Problem details. Find every line of the records that has "this" and return it.

Start of Block

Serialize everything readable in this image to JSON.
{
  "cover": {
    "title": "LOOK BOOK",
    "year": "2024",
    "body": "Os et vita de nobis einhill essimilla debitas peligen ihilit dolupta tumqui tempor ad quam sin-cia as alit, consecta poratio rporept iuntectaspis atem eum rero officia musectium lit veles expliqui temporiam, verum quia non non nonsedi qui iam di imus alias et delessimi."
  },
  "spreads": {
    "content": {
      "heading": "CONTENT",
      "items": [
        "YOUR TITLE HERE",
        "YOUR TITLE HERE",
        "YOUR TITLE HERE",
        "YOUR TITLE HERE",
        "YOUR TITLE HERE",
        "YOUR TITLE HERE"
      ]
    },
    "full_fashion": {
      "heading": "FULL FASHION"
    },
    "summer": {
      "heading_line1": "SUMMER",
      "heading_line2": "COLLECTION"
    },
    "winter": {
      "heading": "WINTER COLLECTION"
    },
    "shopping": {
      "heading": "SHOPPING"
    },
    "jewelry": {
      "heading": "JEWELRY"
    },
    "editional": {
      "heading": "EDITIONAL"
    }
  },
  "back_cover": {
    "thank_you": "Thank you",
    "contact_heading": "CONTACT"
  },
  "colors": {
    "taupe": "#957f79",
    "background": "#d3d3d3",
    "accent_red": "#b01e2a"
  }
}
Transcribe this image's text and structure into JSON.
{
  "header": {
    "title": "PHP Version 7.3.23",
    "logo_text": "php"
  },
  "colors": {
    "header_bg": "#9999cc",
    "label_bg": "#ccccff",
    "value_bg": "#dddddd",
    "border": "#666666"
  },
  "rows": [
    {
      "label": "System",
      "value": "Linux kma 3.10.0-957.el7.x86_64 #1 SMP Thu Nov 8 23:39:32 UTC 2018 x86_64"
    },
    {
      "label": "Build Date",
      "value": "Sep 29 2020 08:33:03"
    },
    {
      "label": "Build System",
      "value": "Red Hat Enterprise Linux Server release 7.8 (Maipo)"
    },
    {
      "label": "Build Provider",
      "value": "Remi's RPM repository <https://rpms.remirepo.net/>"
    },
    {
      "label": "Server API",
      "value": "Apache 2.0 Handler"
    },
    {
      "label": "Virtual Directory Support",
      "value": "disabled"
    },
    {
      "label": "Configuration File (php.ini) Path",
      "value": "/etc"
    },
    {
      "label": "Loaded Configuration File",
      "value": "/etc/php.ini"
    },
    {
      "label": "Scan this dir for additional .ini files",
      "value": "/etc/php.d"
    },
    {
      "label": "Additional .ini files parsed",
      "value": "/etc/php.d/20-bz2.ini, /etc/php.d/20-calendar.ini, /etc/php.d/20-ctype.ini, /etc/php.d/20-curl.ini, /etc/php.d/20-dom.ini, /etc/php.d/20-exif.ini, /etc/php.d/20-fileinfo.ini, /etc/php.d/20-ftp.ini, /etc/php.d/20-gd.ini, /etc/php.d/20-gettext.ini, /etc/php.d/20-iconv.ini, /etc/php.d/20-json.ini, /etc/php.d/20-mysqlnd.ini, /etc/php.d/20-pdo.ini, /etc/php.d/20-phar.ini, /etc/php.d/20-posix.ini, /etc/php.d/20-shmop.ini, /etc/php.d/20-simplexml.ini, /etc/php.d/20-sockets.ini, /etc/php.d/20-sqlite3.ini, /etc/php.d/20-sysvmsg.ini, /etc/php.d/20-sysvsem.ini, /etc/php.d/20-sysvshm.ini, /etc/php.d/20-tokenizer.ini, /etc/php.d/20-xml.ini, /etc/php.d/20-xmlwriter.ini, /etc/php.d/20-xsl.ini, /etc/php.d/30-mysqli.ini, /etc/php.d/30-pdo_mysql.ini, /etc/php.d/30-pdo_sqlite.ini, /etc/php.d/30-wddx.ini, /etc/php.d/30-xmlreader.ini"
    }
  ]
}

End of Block

Written answer.
Serialize everything readable in this image to JSON.
Transcribe this image's text and structure into JSON.
      "label": "Scan this dir for additional .ini files",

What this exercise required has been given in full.